- **ASSIGNMENT**
Each line of the data below that includes the string "academic" must be copied.

· · ·

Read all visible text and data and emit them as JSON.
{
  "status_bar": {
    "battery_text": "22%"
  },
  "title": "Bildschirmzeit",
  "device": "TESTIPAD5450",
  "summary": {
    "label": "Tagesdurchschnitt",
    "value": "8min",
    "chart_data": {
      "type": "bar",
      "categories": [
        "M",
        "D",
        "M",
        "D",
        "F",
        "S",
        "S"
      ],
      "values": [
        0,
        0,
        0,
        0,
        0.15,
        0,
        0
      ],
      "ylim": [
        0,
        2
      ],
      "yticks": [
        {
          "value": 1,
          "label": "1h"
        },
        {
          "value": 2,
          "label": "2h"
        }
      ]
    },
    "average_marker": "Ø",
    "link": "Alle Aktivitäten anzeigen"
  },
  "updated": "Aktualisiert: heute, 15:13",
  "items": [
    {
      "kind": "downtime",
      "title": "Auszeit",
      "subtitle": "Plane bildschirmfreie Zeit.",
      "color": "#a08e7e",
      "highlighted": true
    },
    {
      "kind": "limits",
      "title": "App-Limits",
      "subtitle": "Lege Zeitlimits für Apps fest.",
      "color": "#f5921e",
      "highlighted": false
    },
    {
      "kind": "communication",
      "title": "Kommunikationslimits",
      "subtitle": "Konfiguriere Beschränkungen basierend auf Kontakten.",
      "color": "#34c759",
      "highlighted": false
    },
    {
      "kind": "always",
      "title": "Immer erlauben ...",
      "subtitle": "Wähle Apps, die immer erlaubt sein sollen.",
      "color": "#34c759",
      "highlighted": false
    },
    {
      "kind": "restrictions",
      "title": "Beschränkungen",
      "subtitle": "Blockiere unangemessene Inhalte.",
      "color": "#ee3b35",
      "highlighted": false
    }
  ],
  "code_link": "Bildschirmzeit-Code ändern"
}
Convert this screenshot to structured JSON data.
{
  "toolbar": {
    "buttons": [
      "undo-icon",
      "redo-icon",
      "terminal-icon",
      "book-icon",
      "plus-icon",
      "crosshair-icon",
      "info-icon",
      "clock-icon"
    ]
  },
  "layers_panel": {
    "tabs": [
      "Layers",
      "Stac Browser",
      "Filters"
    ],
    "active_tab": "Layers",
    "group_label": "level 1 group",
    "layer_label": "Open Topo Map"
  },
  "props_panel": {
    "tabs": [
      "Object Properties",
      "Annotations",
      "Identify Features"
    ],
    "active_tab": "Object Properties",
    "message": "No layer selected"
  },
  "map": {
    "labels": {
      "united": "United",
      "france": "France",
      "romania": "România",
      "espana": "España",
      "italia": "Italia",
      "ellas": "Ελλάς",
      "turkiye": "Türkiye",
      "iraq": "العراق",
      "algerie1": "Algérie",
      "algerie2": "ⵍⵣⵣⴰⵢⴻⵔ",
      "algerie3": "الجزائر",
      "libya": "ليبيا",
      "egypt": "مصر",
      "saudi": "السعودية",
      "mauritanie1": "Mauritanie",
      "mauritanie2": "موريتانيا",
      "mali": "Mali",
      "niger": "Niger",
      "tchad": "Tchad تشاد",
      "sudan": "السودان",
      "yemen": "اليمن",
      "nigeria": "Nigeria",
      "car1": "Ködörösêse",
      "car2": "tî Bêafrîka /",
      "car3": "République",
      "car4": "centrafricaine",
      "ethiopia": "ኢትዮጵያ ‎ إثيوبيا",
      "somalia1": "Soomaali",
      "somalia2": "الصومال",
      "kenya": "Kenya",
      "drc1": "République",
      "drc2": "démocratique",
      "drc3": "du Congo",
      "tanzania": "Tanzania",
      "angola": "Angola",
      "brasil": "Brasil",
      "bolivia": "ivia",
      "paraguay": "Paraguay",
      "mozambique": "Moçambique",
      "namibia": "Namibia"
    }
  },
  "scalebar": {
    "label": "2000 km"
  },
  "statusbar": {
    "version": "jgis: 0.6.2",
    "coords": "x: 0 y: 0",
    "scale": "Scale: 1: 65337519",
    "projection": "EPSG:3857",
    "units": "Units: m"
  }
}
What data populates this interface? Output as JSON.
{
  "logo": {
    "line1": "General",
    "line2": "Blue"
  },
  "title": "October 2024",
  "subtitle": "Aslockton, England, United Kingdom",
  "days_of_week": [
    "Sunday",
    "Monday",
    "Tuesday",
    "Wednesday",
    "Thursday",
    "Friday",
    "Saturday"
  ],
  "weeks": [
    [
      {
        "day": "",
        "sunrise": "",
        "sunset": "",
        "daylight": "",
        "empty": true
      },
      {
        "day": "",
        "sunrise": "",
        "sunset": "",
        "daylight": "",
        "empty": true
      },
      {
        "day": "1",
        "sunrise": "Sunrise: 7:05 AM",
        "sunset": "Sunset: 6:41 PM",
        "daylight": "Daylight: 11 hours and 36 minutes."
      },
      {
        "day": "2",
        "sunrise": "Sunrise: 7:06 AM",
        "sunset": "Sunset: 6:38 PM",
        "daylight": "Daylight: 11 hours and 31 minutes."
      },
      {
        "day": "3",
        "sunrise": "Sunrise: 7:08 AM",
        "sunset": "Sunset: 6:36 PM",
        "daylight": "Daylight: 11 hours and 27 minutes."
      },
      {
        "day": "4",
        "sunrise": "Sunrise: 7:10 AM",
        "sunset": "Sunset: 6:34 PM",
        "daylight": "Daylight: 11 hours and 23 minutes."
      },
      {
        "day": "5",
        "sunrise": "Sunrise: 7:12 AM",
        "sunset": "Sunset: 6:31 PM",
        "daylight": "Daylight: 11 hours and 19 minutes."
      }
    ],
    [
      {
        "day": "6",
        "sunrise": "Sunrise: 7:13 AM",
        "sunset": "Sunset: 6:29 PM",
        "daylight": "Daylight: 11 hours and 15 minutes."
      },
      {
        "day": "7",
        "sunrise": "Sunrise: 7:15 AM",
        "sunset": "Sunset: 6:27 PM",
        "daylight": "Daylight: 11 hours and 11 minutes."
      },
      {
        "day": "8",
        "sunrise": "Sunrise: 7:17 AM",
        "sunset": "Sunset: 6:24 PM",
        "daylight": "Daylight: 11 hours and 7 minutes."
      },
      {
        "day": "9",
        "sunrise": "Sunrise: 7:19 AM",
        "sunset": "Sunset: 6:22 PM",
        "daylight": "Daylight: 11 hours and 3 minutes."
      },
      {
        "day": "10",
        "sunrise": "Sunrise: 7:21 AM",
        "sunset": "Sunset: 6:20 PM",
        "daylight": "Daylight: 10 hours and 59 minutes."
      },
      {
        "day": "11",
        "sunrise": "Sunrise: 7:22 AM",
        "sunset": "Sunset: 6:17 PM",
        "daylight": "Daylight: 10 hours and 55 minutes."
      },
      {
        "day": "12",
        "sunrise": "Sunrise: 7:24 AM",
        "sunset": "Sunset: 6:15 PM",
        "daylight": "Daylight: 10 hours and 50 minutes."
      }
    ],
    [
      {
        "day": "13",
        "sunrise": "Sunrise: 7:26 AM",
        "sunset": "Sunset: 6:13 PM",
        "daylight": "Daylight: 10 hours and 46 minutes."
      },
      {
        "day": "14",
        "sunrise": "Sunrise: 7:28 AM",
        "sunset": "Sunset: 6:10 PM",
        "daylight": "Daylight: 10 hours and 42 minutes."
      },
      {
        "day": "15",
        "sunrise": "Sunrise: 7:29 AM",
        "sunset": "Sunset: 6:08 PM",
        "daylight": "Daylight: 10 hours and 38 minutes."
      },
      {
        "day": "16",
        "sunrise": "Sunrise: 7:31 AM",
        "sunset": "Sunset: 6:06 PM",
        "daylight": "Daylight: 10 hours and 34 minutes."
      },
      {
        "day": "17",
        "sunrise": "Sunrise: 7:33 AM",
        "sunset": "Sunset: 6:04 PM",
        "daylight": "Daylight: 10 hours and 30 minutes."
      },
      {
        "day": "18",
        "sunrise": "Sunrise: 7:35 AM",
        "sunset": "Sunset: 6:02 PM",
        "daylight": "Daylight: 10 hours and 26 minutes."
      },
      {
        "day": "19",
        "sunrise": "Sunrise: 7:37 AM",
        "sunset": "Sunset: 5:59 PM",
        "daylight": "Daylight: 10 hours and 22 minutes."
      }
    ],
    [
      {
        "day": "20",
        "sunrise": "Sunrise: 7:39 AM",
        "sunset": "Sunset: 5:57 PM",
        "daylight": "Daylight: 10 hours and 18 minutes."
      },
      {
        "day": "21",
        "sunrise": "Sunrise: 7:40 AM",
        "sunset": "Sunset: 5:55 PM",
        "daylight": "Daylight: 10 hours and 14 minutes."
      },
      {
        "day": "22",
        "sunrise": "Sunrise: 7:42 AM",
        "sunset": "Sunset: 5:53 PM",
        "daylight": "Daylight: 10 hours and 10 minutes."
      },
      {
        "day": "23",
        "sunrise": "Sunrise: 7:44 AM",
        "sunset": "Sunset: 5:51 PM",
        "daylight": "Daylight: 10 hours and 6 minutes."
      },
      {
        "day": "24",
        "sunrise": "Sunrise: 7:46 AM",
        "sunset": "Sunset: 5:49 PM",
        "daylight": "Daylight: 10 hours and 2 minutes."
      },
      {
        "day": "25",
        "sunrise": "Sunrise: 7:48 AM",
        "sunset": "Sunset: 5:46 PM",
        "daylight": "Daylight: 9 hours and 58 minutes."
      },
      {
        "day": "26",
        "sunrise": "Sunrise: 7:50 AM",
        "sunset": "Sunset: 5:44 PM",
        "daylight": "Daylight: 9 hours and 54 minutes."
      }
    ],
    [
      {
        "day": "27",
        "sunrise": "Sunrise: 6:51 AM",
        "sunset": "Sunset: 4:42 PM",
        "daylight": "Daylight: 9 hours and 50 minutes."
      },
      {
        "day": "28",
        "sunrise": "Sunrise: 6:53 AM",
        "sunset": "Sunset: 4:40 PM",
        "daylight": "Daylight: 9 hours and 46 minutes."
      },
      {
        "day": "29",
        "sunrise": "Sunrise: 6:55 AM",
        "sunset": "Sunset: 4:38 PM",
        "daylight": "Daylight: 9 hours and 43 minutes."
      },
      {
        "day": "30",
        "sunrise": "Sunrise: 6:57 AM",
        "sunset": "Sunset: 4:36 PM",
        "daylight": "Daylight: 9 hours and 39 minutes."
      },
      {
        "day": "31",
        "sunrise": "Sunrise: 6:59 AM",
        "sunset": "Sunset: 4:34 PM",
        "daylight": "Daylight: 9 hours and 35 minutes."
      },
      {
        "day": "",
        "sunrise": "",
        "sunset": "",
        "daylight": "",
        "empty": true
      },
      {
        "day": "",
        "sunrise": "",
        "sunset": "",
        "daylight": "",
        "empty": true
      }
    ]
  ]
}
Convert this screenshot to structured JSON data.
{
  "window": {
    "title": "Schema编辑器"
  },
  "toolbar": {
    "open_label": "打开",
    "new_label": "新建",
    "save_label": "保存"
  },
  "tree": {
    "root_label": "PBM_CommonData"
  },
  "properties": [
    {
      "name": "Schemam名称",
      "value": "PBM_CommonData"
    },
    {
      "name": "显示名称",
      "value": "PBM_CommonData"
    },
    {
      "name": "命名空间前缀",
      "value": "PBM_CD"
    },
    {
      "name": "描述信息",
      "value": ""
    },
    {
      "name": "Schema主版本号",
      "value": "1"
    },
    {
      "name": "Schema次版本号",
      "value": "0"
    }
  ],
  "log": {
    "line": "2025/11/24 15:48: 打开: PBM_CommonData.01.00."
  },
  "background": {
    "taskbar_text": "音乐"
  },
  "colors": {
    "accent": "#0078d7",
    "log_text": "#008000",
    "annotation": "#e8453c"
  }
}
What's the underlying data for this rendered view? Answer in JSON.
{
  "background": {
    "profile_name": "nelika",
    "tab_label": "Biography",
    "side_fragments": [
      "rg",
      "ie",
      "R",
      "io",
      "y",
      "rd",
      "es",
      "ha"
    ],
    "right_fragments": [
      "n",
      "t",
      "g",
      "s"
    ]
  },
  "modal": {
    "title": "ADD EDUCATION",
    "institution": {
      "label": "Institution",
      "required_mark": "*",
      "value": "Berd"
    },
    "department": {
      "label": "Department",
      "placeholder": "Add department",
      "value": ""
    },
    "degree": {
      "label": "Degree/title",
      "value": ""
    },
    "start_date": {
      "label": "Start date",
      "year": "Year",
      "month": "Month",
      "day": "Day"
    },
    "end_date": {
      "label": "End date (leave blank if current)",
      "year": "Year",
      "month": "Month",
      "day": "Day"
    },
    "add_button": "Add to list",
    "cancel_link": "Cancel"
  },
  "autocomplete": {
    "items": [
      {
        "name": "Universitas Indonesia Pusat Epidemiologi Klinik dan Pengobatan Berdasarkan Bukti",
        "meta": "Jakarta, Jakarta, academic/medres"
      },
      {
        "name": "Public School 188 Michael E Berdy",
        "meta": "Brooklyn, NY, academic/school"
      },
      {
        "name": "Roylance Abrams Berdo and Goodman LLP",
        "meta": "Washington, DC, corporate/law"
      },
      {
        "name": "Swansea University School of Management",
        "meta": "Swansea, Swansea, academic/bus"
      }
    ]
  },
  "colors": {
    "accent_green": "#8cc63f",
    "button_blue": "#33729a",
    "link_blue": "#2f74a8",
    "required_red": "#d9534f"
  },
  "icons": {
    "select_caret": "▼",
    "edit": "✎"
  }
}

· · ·

- **RESPONSE BOX**
        "meta": "Jakarta, Jakarta, academic/medres"
        "meta": "Brooklyn, NY, academic/school"
        "meta": "Swansea, Swansea, academic/bus"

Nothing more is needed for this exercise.